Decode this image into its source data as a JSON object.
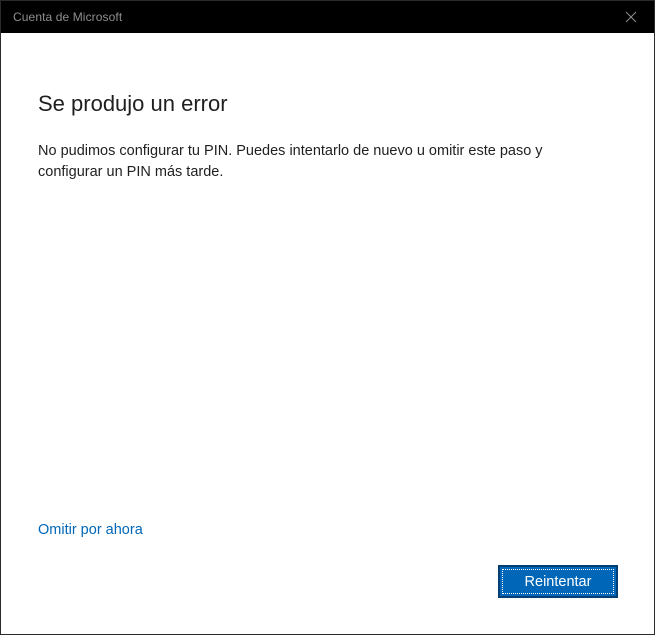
{
  "window": {
    "title": "Cuenta de Microsoft",
    "close_icon": "close-icon"
  },
  "dialog": {
    "heading": "Se produjo un error",
    "message": "No pudimos configurar tu PIN. Puedes intentarlo de nuevo u omitir este paso y configurar un PIN más tarde.",
    "skip_link": "Omitir por ahora",
    "retry_button": "Reintentar"
  },
  "colors": {
    "titlebar": "#000000",
    "accent": "#0067b8",
    "background": "#ffffff"
  }
}
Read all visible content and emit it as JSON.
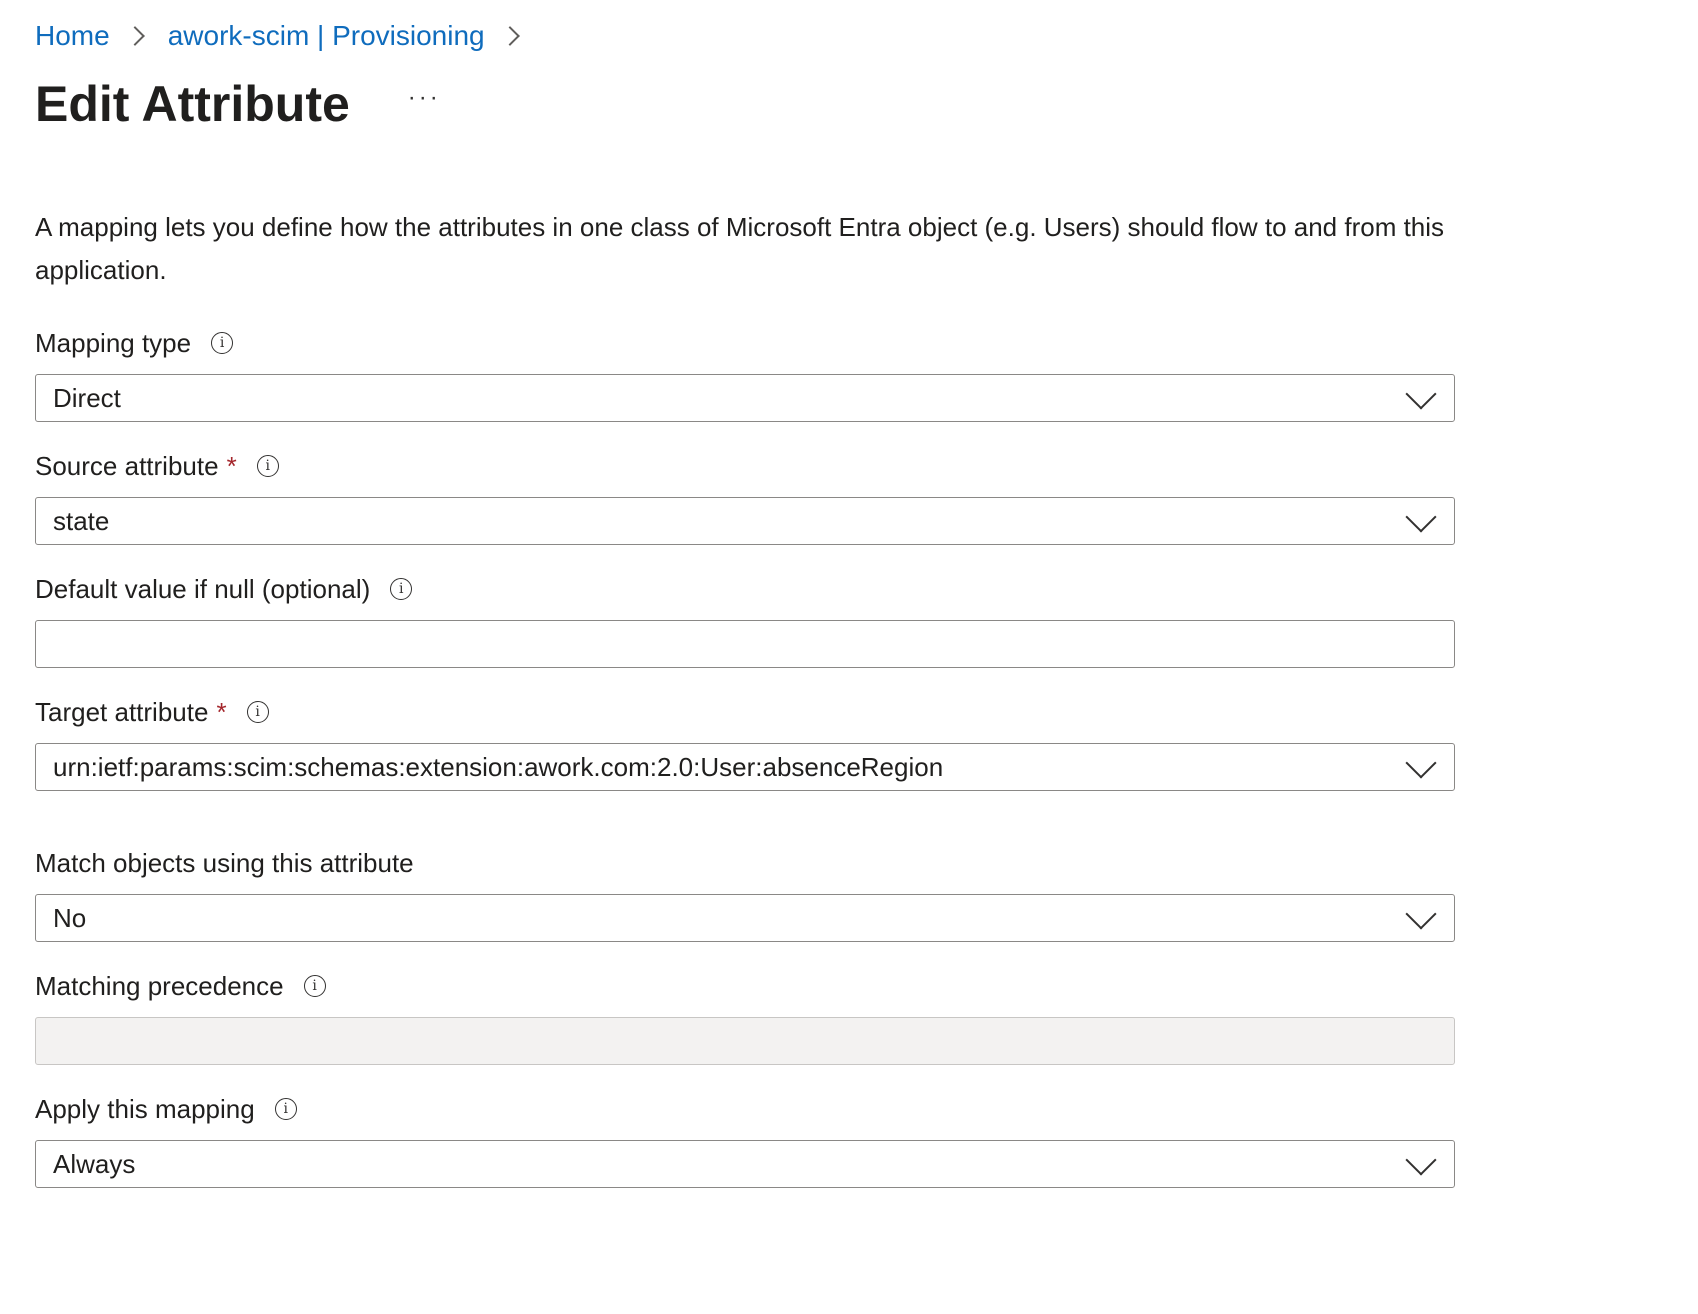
{
  "breadcrumb": {
    "items": [
      "Home",
      "awork-scim | Provisioning"
    ]
  },
  "header": {
    "title": "Edit Attribute",
    "more_label": "···"
  },
  "description": "A mapping lets you define how the attributes in one class of Microsoft Entra object (e.g. Users) should flow to and from this application.",
  "form": {
    "mapping_type": {
      "label": "Mapping type",
      "value": "Direct"
    },
    "source_attribute": {
      "label": "Source attribute",
      "required": "*",
      "value": "state"
    },
    "default_value": {
      "label": "Default value if null (optional)",
      "value": ""
    },
    "target_attribute": {
      "label": "Target attribute",
      "required": "*",
      "value": "urn:ietf:params:scim:schemas:extension:awork.com:2.0:User:absenceRegion"
    },
    "match_objects": {
      "label": "Match objects using this attribute",
      "value": "No"
    },
    "matching_precedence": {
      "label": "Matching precedence",
      "value": ""
    },
    "apply_mapping": {
      "label": "Apply this mapping",
      "value": "Always"
    }
  },
  "icons": {
    "info": "info-icon",
    "chevron": "chevron-down-icon",
    "separator": "chevron-right-icon"
  },
  "colors": {
    "link": "#0f6cbd",
    "required": "#a4262c",
    "border": "#8a8886",
    "disabled_background": "#f3f2f1"
  }
}
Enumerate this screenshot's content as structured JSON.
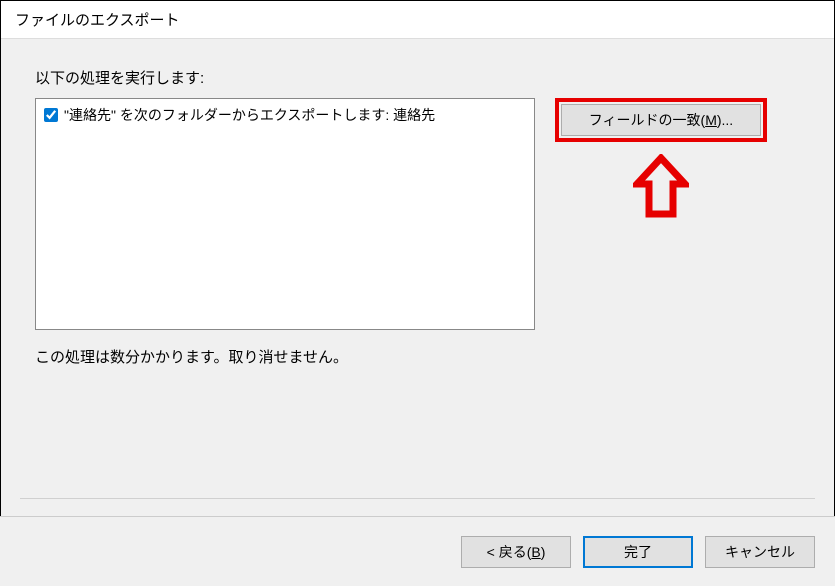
{
  "title": "ファイルのエクスポート",
  "instruction": "以下の処理を実行します:",
  "list": {
    "item_label": "\"連絡先\" を次のフォルダーからエクスポートします: 連絡先",
    "item_checked": true
  },
  "map_fields": {
    "prefix": "フィールドの一致(",
    "mnemonic": "M",
    "suffix": ")..."
  },
  "note": "この処理は数分かかります。取り消せません。",
  "buttons": {
    "back_prefix": "< 戻る(",
    "back_mnemonic": "B",
    "back_suffix": ")",
    "finish": "完了",
    "cancel": "キャンセル"
  }
}
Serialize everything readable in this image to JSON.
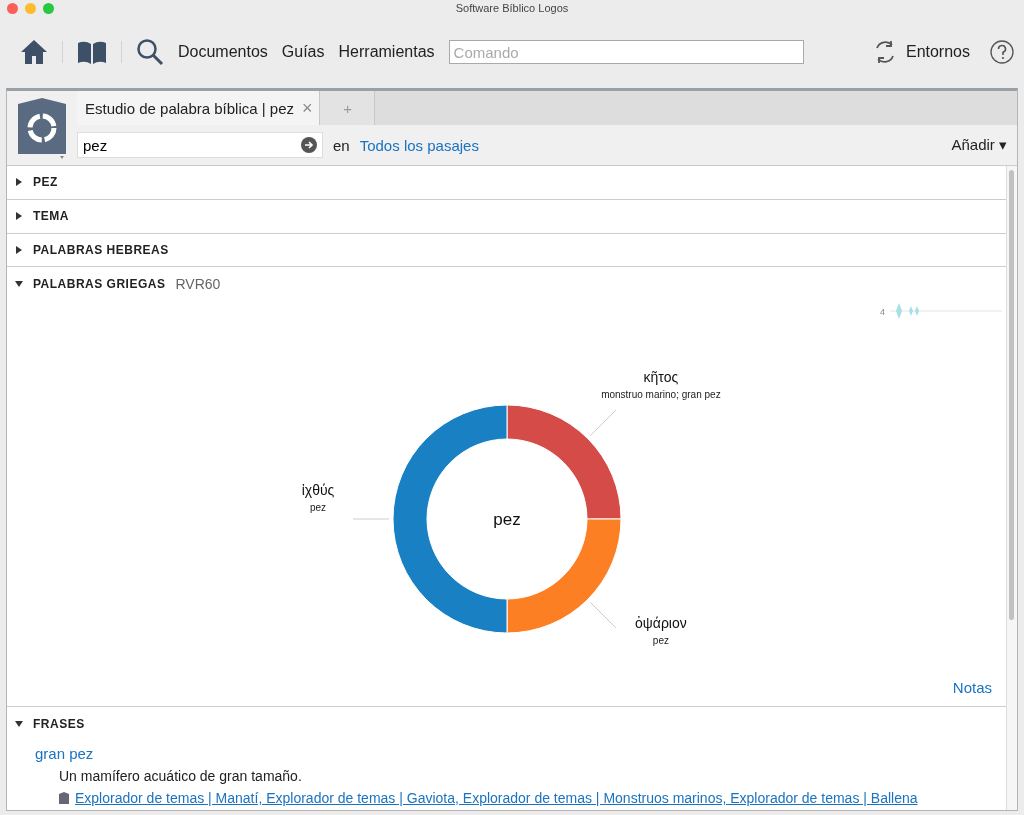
{
  "window": {
    "title": "Software Bíblico Logos"
  },
  "toolbar": {
    "nav": [
      "Documentos",
      "Guías",
      "Herramientas"
    ],
    "command_placeholder": "Comando",
    "environments": "Entornos"
  },
  "tabs": [
    {
      "label": "Estudio de palabra bíblica | pez",
      "selected": true,
      "close": "×"
    },
    {
      "label": "+",
      "selected": false
    }
  ],
  "search": {
    "value": "pez",
    "in_label": "en",
    "scope": "Todos los pasajes",
    "add": "Añadir",
    "add_caret": "▾"
  },
  "sections": [
    {
      "title": "PEZ",
      "expanded": false
    },
    {
      "title": "TEMA",
      "expanded": false
    },
    {
      "title": "PALABRAS HEBREAS",
      "expanded": false
    }
  ],
  "greek": {
    "title": "PALABRAS GRIEGAS",
    "tag": "RVR60",
    "expanded": true,
    "sparkline_count": "4",
    "glosses": [
      "monstruo marino; gran pez",
      "pez",
      "pez"
    ],
    "chart_data": {
      "type": "donut",
      "categories": [
        "κῆτος",
        "ὀψάριον",
        "ἰχθύς"
      ],
      "series": [
        {
          "name": "pez",
          "values": [
            25,
            25,
            50
          ]
        }
      ],
      "colors": [
        "#d44b47",
        "#fd7f23",
        "#1980c3"
      ]
    },
    "notes": "Notas"
  },
  "phrases": {
    "title": "FRASES",
    "expanded": true,
    "items": [
      {
        "phrase": "gran pez",
        "description": "Un mamífero acuático de gran tamaño.",
        "links": "Explorador de temas | Manatí, Explorador de temas | Gaviota, Explorador de temas | Monstruos marinos, Explorador de temas | Ballena"
      }
    ]
  }
}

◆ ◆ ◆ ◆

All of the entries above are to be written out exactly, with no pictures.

Answer to this exercise:
Decode this image into its source data as a JSON object.
{
  "window": {
    "title": "Cuenta de Microsoft",
    "close_icon": "close-icon"
  },
  "dialog": {
    "heading": "Se produjo un error",
    "message": "No pudimos configurar tu PIN. Puedes intentarlo de nuevo u omitir este paso y configurar un PIN más tarde.",
    "skip_link": "Omitir por ahora",
    "retry_button": "Reintentar"
  },
  "colors": {
    "titlebar": "#000000",
    "accent": "#0067b8",
    "background": "#ffffff"
  }
}
Read all visible content and emit it as JSON.
{
  "breadcrumb": {
    "items": [
      "Home",
      "awork-scim | Provisioning"
    ]
  },
  "header": {
    "title": "Edit Attribute",
    "more_label": "···"
  },
  "description": "A mapping lets you define how the attributes in one class of Microsoft Entra object (e.g. Users) should flow to and from this application.",
  "form": {
    "mapping_type": {
      "label": "Mapping type",
      "value": "Direct"
    },
    "source_attribute": {
      "label": "Source attribute",
      "required": "*",
      "value": "state"
    },
    "default_value": {
      "label": "Default value if null (optional)",
      "value": ""
    },
    "target_attribute": {
      "label": "Target attribute",
      "required": "*",
      "value": "urn:ietf:params:scim:schemas:extension:awork.com:2.0:User:absenceRegion"
    },
    "match_objects": {
      "label": "Match objects using this attribute",
      "value": "No"
    },
    "matching_precedence": {
      "label": "Matching precedence",
      "value": ""
    },
    "apply_mapping": {
      "label": "Apply this mapping",
      "value": "Always"
    }
  },
  "icons": {
    "info": "info-icon",
    "chevron": "chevron-down-icon",
    "separator": "chevron-right-icon"
  },
  "colors": {
    "link": "#0f6cbd",
    "required": "#a4262c",
    "border": "#8a8886",
    "disabled_background": "#f3f2f1"
  }
}
Enumerate this screenshot's content as structured JSON.
{
  "title": "ファイルのエクスポート",
  "instruction": "以下の処理を実行します:",
  "list": {
    "item_label": "\"連絡先\" を次のフォルダーからエクスポートします: 連絡先",
    "item_checked": true
  },
  "map_fields": {
    "prefix": "フィールドの一致(",
    "mnemonic": "M",
    "suffix": ")..."
  },
  "note": "この処理は数分かかります。取り消せません。",
  "buttons": {
    "back_prefix": "< 戻る(",
    "back_mnemonic": "B",
    "back_suffix": ")",
    "finish": "完了",
    "cancel": "キャンセル"
  }
}
Serialize everything readable in this image to JSON.
{
  "window": {
    "title": "Software Bíblico Logos"
  },
  "toolbar": {
    "nav": [
      "Documentos",
      "Guías",
      "Herramientas"
    ],
    "command_placeholder": "Comando",
    "environments": "Entornos"
  },
  "tabs": [
    {
      "label": "Estudio de palabra bíblica | pez",
      "selected": true,
      "close": "×"
    },
    {
      "label": "+",
      "selected": false
    }
  ],
  "search": {
    "value": "pez",
    "in_label": "en",
    "scope": "Todos los pasajes",
    "add": "Añadir",
    "add_caret": "▾"
  },
  "sections": [
    {
      "title": "PEZ",
      "expanded": false
    },
    {
      "title": "TEMA",
      "expanded": false
    },
    {
      "title": "PALABRAS HEBREAS",
      "expanded": false
    }
  ],
  "greek": {
    "title": "PALABRAS GRIEGAS",
    "tag": "RVR60",
    "expanded": true,
    "sparkline_count": "4",
    "glosses": [
      "monstruo marino; gran pez",
      "pez",
      "pez"
    ],
    "chart_data": {
      "type": "donut",
      "categories": [
        "κῆτος",
        "ὀψάριον",
        "ἰχθύς"
      ],
      "series": [
        {
          "name": "pez",
          "values": [
            25,
            25,
            50
          ]
        }
      ],
      "colors": [
        "#d44b47",
        "#fd7f23",
        "#1980c3"
      ]
    },
    "notes": "Notas"
  },
  "phrases": {
    "title": "FRASES",
    "expanded": true,
    "items": [
      {
        "phrase": "gran pez",
        "description": "Un mamífero acuático de gran tamaño.",
        "links": "Explorador de temas | Manatí, Explorador de temas | Gaviota, Explorador de temas | Monstruos marinos, Explorador de temas | Ballena"
      }
    ]
  }
}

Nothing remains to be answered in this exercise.